The Hungarian Count, the Polish Major and the Slovenian War Horses in South Africa
Keywords:Hungary, Poland, South Africa, Lipizzaner Horses, Spanish Riding School in Vienna
The noble Hungarian Jankovics-Bésán family have long being renowned as influential breeders of Lipizzan horses. During the Second World War in 1944 with the advancing Soviet Red Army bearing down on the family stud farm then located at Oreglak in Hungary, Count Elemér Janković-Bésán de Pribér-Vuchin, decided to flee the farm. He, however, refused to leave behind his beloved horses and fled with eight of the animals, two stallions and six mares. After stops in Germany and England, the Count decided to relocate with his horses to the Natal midlands of South Africa, where he re-established his family stud farm.
In 1951, during the Royal Agricultural Show in Pietermaritzburg, KwaZulu-Natal, South Africa, the Hungarian horse breeder by chance met a Polish horse trainer. Major Jerzy (George) Iwanowski (13 March 1907 – 28 May 2008) was a graduate of the College of Agriculture in Warsaw. After the Second World War, Iwanowski also decided to leave Europe and relocate to South Africa, where he established the Centaur Stables in Johannesburg.
It is from this meeting of two European horse lovers on the rolling hills of KwaZulu-Natal that South Africa’s world-famous Lipizzaner horses are derived. Based exclusively on the high standards as established by the Spanish Riding School based in Vienna, Austria, South African Lipizzaner’s have been performing since 1957. The original riders were almost exclusively women, unlike their European counterparts.
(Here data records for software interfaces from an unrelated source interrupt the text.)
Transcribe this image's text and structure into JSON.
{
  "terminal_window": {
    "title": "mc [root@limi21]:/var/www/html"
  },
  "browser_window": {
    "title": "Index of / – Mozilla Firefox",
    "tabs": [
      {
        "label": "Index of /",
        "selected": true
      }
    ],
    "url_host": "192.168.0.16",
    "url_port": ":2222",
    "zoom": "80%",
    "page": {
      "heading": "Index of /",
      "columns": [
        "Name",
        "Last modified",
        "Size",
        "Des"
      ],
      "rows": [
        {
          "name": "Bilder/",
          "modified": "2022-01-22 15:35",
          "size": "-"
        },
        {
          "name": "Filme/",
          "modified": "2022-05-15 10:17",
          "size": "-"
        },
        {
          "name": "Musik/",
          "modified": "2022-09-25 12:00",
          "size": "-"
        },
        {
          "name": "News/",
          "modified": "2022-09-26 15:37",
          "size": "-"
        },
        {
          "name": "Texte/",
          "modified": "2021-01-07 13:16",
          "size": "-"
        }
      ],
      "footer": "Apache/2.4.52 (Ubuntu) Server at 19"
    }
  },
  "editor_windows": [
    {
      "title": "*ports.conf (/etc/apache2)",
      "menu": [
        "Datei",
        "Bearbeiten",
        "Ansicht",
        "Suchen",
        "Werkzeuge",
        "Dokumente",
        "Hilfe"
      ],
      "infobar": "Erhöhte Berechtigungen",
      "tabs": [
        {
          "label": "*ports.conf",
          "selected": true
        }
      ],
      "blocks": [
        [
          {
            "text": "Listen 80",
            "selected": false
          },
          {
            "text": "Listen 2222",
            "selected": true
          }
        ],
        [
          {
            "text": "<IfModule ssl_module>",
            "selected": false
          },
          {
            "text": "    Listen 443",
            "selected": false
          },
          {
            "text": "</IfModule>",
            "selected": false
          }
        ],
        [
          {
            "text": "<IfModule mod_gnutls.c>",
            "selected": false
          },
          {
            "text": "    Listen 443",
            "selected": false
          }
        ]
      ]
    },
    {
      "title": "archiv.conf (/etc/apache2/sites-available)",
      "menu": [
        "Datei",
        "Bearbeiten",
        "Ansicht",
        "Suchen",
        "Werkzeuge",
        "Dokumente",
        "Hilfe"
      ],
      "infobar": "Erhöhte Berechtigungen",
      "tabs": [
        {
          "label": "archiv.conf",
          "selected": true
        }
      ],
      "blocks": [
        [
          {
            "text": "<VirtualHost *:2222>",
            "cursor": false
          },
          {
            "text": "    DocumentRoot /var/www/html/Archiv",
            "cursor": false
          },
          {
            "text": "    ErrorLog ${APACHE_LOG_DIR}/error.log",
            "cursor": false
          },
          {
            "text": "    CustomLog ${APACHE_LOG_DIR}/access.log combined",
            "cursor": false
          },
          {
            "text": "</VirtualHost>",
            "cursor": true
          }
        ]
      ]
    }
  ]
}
This was because in South Africa the Lipizzan horses that formed part of the original performing team were all privately owned by women who were able to donate their time and efforts to a non-profit organisation that did not really pay its riders to perform.